Mingus Orchestras Part II
When I first heard Mingus' Self Portrait/Chill of Death, (part of the Epitaph suite), I immediately thought of Charles Ives. And not because both composers share a first name!
Chill of Death features an almost endless string of interlocking solos - during the 11 minute duration of the piece, just about every orchestra member gets to solo, sometimes playing over the top of each other in "clashing" chord progressions. The overall effect reminded me of Charles Ives symphonic compositions, in which different sections of the orchestra would often be given different tunes to play - simultaneously!
In the climax of "The Fourth of July" (1911-13), Ives splits the orchestra into four in an orgy of patriotic chaos- the brass scream out Columbia, Gem of the Ocean, a solo cornet tries to burst through with Battle Hymn of the Republic, while piano and xylophone are hammering away at Yankee Doodle. And the rest of the orchestra? Well, by this stage who cares what they are are doing...
So, here is Chill of Death and The Fourth of July placed alongside each other, for comparison and contrast.

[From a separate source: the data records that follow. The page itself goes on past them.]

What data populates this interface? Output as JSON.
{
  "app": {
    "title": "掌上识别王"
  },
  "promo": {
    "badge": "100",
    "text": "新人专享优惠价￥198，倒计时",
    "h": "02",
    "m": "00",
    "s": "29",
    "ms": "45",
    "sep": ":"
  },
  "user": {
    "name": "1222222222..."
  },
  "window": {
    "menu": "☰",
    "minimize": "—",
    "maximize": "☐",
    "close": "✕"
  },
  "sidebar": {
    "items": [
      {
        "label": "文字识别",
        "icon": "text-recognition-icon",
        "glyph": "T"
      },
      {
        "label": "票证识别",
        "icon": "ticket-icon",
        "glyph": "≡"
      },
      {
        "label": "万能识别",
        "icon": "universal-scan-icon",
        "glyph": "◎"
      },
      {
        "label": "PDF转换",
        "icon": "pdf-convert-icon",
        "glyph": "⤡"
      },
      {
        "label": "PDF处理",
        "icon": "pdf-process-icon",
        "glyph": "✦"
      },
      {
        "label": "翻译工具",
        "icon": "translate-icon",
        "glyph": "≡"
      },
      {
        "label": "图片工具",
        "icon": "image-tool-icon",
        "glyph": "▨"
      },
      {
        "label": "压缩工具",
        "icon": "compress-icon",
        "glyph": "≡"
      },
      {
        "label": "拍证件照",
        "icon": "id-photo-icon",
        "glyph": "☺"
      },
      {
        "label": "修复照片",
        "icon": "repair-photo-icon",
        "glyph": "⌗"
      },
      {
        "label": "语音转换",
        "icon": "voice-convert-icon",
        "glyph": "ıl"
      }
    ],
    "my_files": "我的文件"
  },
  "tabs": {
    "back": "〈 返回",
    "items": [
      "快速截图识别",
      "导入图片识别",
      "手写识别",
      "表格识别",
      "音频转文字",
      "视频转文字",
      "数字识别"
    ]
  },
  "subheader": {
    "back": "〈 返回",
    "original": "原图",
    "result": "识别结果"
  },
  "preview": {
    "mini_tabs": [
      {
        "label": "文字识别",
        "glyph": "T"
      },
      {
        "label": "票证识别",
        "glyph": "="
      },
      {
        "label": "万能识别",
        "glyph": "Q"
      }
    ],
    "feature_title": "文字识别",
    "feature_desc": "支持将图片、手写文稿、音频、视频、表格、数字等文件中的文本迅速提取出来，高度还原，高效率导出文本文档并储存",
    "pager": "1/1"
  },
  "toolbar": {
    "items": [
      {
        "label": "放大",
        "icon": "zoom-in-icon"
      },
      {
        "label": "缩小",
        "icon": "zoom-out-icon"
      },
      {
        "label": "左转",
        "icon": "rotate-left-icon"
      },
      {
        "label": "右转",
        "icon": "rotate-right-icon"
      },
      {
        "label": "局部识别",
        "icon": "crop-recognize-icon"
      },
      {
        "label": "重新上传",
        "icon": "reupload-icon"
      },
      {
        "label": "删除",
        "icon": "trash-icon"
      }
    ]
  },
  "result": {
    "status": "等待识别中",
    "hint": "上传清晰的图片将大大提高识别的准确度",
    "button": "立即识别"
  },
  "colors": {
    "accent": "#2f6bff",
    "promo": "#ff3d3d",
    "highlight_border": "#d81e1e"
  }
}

For optimum effect, play both mp3s at once...
Epitaph Orchestra - Self Portrait/Chill of Death
From Charles Mingus Epitaph: Columbia 466631 [Buy]
Leonard Bernstein/New York Philharmonic Orchestra - The Fourth of July
From Leonard Bernstein - Ives Symphonies Nos. 2&3 etc: Sony Classical 516023 [Buy]